Forest Whitaker and Oprah Winfrey in 'The Butler.'
Dwight Brown | 8/16/2013, midnight
By Dwight Brown
It’s about time. Finally a major-release film about the African American struggle for equality, told from a Black man’s perspective. Why has it taken Hollywood (aka the film industry) so long to do the right thing?
Eugene Allen served eight presidents, Truman to Reagan, over 36 years in various positions at the White House. However, it is his role as a butler that made him the subject of a Washington Post article in 2008, “A Butler Well Served by This Election,” and brought him notoriety. That article and his life, from the days of segregation, through the Civil Rights Movement, War in Viet Nam and end of apartheid, became the basis for this evocative film that intelligently pays homage to Allen and Black American history. Lee Daniel’s The Butler is a momentous accomplishment. A milestone.
Cecil Gaines grew up in Macon, Ga., picking cotton with his father in the 1920s. After his dad was killed, he worked in a home on a plantation as a servant. As a young adult, Cecil (Forest Whitaker) parlayed his service skills into a job at a swank Washington, D.C. hotel, where his ability to be apolitical and verbally spar with rich White men got him noticed by an official at the White House. He and his wife Gloria (Oprah Winfrey) were pleasantly surprised when he got a job at 1600 Pennsylvania Avenue. There, he slowly grew up the ranks, becoming a head butler who worked directly with the leaders of the government.
Cecile and Gloria had two sons. Louis (David Oyelowo, Red Tails), the rebellious one, and his younger brother Charlie (Elijah Kelly) reaped the benefits of a stable middle class life. They grew up in a nice environment, surrounded by nurturing friends and family members. When Louis went off to Fisk University, it was inevitable that he would rebel against his apolitical father and become an ardent civil rights advocate. He met and fell in love with Carol (Yaya Alafia, Mother of George), and the two, through sit-ins and civil disobedience, sought an end to Jim Crow laws and segregation.
Cecil was mortified to learn of his son’s endeavors. Meanwhile at the White House, he was setting tables, serving martinis and making small talk with Eisenhower (Robin Williams), JFK (James Marsden), Jackie Kennedy (Minka Kelly), Lyndon B. Johnson (Liev Schreiber) and Nixon (John Cusack). Rarely did the conversations with the leaders of the free world touch on politics, but when they did Cecil’s instincts were to avoid confrontation.
Upstairs, the presidents and their White male staff members made far-reaching decisions on civil rights, wars and world events.
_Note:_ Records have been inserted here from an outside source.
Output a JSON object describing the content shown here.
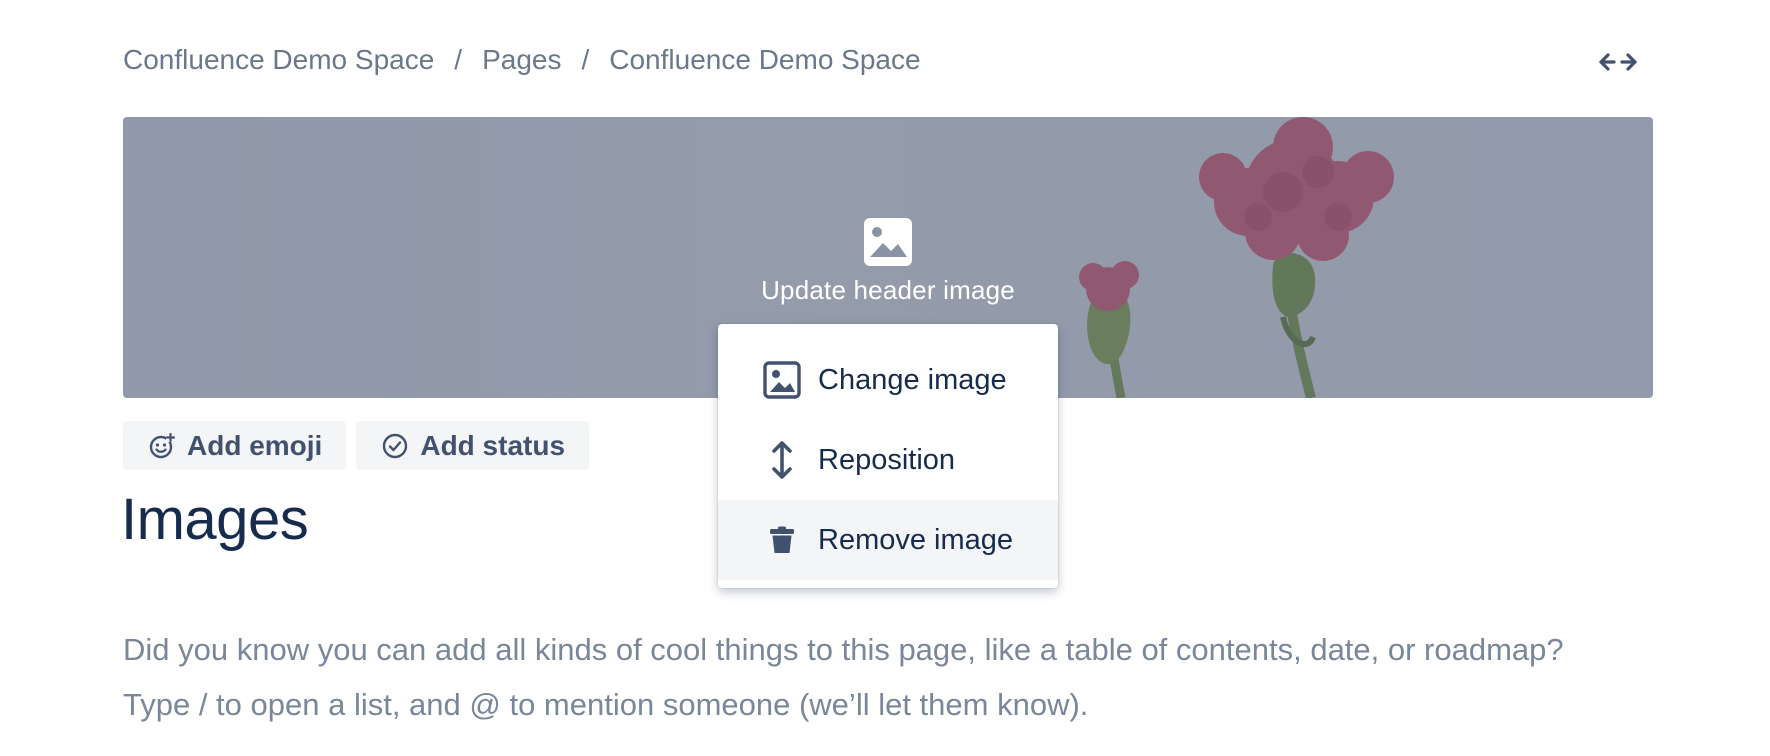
{
  "breadcrumb": {
    "items": [
      "Confluence Demo Space",
      "Pages",
      "Confluence Demo Space"
    ],
    "separator": "/"
  },
  "toolbar": {
    "width_toggle_icon": "expand-width-icon"
  },
  "header_image": {
    "update_label": "Update header image",
    "icon": "image-icon",
    "overlay_color": "#505c76"
  },
  "menu": {
    "items": [
      {
        "label": "Change image",
        "icon": "image-icon"
      },
      {
        "label": "Reposition",
        "icon": "vertical-arrows-icon"
      },
      {
        "label": "Remove image",
        "icon": "trash-icon"
      }
    ]
  },
  "meta_buttons": {
    "emoji_label": "Add emoji",
    "status_label": "Add status"
  },
  "page": {
    "title": "Images",
    "body_lines": [
      "Did you know you can add all kinds of cool things to this page, like a table of contents, date, or roadmap?",
      "Type / to open a list, and @ to mention someone (we’ll let them know)."
    ]
  },
  "colors": {
    "text_primary": "#172b4d",
    "text_muted": "#6b778c",
    "button_bg": "#f4f5f7",
    "flower": "#d9435a",
    "stem": "#6f8a2c"
  }
}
Downstairs, the mostly Black maids, kitchen staff, doormen and butlers formed a camaraderie. Cecil was a friend to co-workers James Holloway (Lenny Kravitz) and Carter Wilson (Cuba Gooding Jr.). Cecil’s attention to duty, and not to his wife, led Gloria to booze and another man’s (Terrence Howard) arms.
Danny Strong, from just an essence of truth, has written an ambitious screenplay that charts the course of politics, as it relates to the African American community, in the 20th and 21st centuries – specifically through the dissimilar eyes of a complacent, aging man and his rebellious son.